Marshal Ferdinand Foch, commander-in-chief on the western front during World War I, toured the United States in 1921 as a guest of the. Leadership from Indianapolis, Marion County, and Indiana jointly planned for the visit, in cooperation with the American Legion. Legion and National Guard units from across the state participated, and Governor Warren McCray invited dignitaries from across the nation.
Foch’s special train arrived at Union Station at 9 A.M. Governor McCray and Mayorspoke, and the marshal responded through an interpreter. The official reception committee and 200 citizens greeted him while thousands waited outside. The day’s events began with a reception at the and included a 25-mile race at the , the governor’s luncheon at the Indianapolis Country Club, a mammoth parade, the dedication of the cornerstone of the planned , a brief visit to the American Legion National Headquarters, and a banquet at the Claypool. Foch also planted a tree at the Indianapolis Country Club.
A mass meeting atclimaxed the day’s events, with 12,000 seated and 2,000 standing. Foch returned to Union Station at 9 P.M., where a crowd again waited to catch a glimpse of him, and he then departed the city.

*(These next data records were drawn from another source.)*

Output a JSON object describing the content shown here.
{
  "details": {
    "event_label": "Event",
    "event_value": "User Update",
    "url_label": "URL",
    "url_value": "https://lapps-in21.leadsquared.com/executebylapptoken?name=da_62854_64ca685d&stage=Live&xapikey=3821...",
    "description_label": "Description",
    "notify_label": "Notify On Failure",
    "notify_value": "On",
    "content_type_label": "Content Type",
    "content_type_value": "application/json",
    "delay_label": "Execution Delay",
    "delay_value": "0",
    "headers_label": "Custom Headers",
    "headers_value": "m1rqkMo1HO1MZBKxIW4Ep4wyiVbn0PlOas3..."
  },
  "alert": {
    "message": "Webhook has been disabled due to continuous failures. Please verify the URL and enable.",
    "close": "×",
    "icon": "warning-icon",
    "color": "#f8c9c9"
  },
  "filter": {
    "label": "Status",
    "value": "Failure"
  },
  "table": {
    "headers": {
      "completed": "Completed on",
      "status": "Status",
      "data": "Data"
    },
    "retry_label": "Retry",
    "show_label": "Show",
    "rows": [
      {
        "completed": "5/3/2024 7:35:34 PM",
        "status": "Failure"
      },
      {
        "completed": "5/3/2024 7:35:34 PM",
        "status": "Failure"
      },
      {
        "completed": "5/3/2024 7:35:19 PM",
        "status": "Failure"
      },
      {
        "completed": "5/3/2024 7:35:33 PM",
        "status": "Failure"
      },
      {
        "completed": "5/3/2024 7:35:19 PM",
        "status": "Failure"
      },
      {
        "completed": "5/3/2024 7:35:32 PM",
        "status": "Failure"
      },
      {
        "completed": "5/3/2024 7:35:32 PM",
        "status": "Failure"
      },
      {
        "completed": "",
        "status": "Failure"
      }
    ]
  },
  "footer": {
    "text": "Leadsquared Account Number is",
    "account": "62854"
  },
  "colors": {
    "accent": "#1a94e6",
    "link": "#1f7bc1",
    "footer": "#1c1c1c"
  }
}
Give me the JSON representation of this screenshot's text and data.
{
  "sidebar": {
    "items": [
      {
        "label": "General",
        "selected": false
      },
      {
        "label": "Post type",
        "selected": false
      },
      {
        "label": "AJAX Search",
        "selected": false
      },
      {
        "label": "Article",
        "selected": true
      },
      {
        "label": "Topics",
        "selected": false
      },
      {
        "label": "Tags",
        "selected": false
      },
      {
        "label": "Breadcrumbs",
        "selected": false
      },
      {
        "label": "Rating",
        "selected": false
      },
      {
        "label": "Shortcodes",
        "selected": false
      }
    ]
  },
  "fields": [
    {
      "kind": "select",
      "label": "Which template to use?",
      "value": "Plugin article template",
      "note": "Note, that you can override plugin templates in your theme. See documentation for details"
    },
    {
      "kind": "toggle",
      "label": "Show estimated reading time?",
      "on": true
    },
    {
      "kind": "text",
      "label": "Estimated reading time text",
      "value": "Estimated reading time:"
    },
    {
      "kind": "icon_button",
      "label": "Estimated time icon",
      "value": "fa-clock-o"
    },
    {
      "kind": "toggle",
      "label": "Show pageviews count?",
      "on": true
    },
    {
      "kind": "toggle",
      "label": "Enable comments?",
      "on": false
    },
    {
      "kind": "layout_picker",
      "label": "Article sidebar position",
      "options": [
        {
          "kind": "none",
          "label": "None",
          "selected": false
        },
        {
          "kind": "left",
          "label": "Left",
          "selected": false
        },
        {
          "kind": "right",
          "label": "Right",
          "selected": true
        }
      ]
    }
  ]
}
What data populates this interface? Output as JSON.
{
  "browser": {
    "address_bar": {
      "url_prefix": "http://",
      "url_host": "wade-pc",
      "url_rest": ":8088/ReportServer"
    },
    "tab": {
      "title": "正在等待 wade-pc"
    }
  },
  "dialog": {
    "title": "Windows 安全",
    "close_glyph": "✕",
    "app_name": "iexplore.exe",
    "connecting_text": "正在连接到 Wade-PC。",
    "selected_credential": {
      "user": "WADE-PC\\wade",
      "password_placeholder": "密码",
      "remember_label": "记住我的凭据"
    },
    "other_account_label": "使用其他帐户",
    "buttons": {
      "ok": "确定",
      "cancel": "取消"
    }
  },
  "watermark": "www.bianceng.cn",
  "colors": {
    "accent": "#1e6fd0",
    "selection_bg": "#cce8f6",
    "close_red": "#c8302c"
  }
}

Surviving mementos of Marshal Foch Day include a stone salvaged from a destroyed bridge over the Marne, dedicated on that day as the cornerstone of the future War Memorial, and a 16th-century pillar from the Belleau Cathedral that was used as an altar during the cornerstone dedication. Both may be seen at the American Legion Museum. The actual cornerstone of the Indiana War Memorial was laid by General John J. Pershing in 1927.